McKenzie attends First United Methodist in Allen, which will focus its 2019 Lenten sermons and study groups on a book she has written for a popular audience published in 2018, Wise Up! Four Biblical Virtues for Navigating Life. She also serves as “Preacher in Residence” at Christ United Methodist Church in Plano, where she coaches the church’s preaching staff, leads group workshops on preaching, and also preaches several times a year.
This month, McKenzie will be honored by the Academy of Preachers, a group dedicated to nurturing the skills of young preachers, with an Award in Homiletical Writing at the Academy’s National Festival in Atlanta.
“I enjoy teaching at Perkins, but the other things I do are not add-ons,” she said. “They are integral to Perkins’ mission to ‘prepare women and men for faithful leadership in Christian Ministry.’”
Preaching biblical wisdom literature; imagination and preaching; spiritual formation and preaching; preaching as teaching; creative sermon design; preaching the sayings and parables of Jesus; preaching on controversial public issues.
Preaching the biblical wisdom literature of the Hebrew Bible (Proverbs, Ecclesiastes, Job); preaching on the short sayings and parables of Jesus; imagination, storytelling and preaching; creative sermon design; preaching on controversial public issues; preaching in scenes to capture and hold the attention of visual listeners.
Husband Murry McKenzie, who directed youth musicals at the first church she was appointed to after seminary. “The ladies of the church played matchmakers – they put us on the same committees,” she said. The McKenzies have three grown children: Melissa McKenzie, a chef in Fredericksburg, Texas, Matthew McKenzie, a financial analyst for VMG Health Services, and Rebecca Gingles, a Perkins graduate and Director of Communications for The Episcopal Church of the Transfiguration in Dallas, who’s married to Dallas Gingles, Associate Director of Perkins’ Houston-Galveston Program. The McKenzies have two grandsons, Graham (5) and Silas (1).
Book on the nightstand
“Right now, it’s a novel, The Witch Elm by Tana French. I rotate between biographies, novels, non-fiction and history. I just finished Jon Meacham’s The Soul of America and The Future of Nostalgia by Svetlana Boym.”

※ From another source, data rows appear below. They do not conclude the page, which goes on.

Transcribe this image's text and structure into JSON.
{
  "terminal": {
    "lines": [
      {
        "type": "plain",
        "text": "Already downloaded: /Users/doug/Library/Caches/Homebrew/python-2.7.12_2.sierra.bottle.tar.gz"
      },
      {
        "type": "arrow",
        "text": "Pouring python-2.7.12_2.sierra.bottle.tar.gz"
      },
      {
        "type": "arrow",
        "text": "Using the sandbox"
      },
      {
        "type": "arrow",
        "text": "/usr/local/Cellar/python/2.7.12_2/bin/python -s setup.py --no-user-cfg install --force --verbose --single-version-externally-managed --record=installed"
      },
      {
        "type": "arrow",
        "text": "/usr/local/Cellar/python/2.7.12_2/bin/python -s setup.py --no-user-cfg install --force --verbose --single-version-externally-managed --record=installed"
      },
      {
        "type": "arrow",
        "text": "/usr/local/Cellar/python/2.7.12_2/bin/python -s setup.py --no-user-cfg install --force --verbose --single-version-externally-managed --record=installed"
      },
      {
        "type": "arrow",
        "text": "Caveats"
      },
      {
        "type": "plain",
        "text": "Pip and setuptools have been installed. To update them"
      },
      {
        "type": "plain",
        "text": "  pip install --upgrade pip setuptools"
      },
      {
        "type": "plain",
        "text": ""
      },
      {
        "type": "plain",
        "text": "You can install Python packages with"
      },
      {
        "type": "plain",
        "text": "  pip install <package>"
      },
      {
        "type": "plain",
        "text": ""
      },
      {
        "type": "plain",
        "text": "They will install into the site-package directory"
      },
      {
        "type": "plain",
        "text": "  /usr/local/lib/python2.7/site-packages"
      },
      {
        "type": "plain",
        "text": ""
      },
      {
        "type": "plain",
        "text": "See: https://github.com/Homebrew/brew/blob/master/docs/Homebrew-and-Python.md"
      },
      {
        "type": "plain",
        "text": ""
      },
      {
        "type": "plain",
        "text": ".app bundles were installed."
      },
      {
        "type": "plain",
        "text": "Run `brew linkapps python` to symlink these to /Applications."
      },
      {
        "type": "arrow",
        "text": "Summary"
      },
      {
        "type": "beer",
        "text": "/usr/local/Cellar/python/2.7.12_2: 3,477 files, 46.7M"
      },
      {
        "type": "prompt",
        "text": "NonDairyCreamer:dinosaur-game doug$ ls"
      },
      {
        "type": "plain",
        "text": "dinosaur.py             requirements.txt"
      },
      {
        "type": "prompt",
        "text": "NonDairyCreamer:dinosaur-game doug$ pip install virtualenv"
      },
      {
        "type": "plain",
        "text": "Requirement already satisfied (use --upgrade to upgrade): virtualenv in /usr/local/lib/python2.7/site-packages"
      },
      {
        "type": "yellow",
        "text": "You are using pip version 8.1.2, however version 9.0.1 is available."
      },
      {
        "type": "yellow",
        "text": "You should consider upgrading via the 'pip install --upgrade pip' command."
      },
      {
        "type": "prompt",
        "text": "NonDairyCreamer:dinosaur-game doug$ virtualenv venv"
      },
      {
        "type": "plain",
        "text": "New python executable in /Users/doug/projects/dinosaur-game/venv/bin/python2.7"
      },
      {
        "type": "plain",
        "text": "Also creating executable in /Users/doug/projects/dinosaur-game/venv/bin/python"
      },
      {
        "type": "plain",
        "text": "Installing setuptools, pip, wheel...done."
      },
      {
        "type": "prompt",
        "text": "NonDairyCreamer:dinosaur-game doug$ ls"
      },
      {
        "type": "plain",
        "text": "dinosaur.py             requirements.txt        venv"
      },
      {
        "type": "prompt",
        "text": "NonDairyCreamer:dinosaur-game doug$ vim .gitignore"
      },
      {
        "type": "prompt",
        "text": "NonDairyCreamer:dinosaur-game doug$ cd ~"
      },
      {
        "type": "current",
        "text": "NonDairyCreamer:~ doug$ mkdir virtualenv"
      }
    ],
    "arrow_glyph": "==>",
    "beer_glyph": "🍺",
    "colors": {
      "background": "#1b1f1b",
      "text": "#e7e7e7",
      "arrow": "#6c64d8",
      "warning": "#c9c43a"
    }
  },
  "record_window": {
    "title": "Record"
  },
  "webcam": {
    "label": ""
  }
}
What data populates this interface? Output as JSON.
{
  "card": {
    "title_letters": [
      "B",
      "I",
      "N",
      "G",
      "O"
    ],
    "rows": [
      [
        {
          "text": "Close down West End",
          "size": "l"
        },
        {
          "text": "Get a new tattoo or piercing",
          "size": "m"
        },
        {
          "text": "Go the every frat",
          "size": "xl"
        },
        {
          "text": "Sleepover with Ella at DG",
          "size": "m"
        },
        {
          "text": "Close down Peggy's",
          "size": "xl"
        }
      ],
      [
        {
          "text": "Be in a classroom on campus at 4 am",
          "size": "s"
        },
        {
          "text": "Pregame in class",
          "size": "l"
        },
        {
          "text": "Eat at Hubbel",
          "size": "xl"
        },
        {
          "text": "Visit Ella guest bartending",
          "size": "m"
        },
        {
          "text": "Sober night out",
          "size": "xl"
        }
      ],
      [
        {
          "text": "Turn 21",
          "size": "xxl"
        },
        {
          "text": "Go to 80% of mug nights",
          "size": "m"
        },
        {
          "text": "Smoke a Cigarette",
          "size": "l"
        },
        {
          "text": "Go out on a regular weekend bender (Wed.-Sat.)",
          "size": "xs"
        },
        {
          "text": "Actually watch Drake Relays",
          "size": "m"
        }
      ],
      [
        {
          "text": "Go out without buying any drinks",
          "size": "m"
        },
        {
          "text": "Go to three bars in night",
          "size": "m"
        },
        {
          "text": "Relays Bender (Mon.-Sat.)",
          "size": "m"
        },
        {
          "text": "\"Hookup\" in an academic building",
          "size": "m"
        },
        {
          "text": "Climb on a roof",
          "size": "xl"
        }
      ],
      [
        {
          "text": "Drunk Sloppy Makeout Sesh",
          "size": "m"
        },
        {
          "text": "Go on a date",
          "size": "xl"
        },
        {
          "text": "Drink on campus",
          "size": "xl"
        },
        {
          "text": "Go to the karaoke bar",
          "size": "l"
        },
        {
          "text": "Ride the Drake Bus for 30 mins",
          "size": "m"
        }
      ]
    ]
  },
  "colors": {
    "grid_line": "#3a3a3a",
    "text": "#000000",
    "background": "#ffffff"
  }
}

Question she’d ask God at the Pearly Gates
“What false assumption that human beings spout about you do you find most offensive?”
Fantasy dinner party
“I’d invite people who, in their own ways, acted boldly in keeping with an inner conviction. George Whitfield, who was a phenomenal 18th century preacher known for his riveting storytelling and resonant voice; Queen Vashti, who stood up to King Ahasuerus in the book of Esther; Sophie Scholl, who at age 22 stood up to the Nazis in Germany, and suffered the consequences; St. Francis of Assisi; Jarena Lee (1783-1864), a traveling female AME evangelist who boldly stood up for her right to preach; Aimee Semple McPherson, the Pentecostal evangelist who founded the Foursquare Church in the 1920s and 1930s; Audre Lord, poet, feminist and civil rights advocate; and Winston Churchill. The question I’d ask each: What’s the source of your fire in the belly?”
“McKenzie’s Fabulous Chocolate Oatmeal Cookies, with bran, flaxseed, ground nuts and oatmeal. I made a game out of trying to see how many heathy ingredients I could add and still have them taste good.”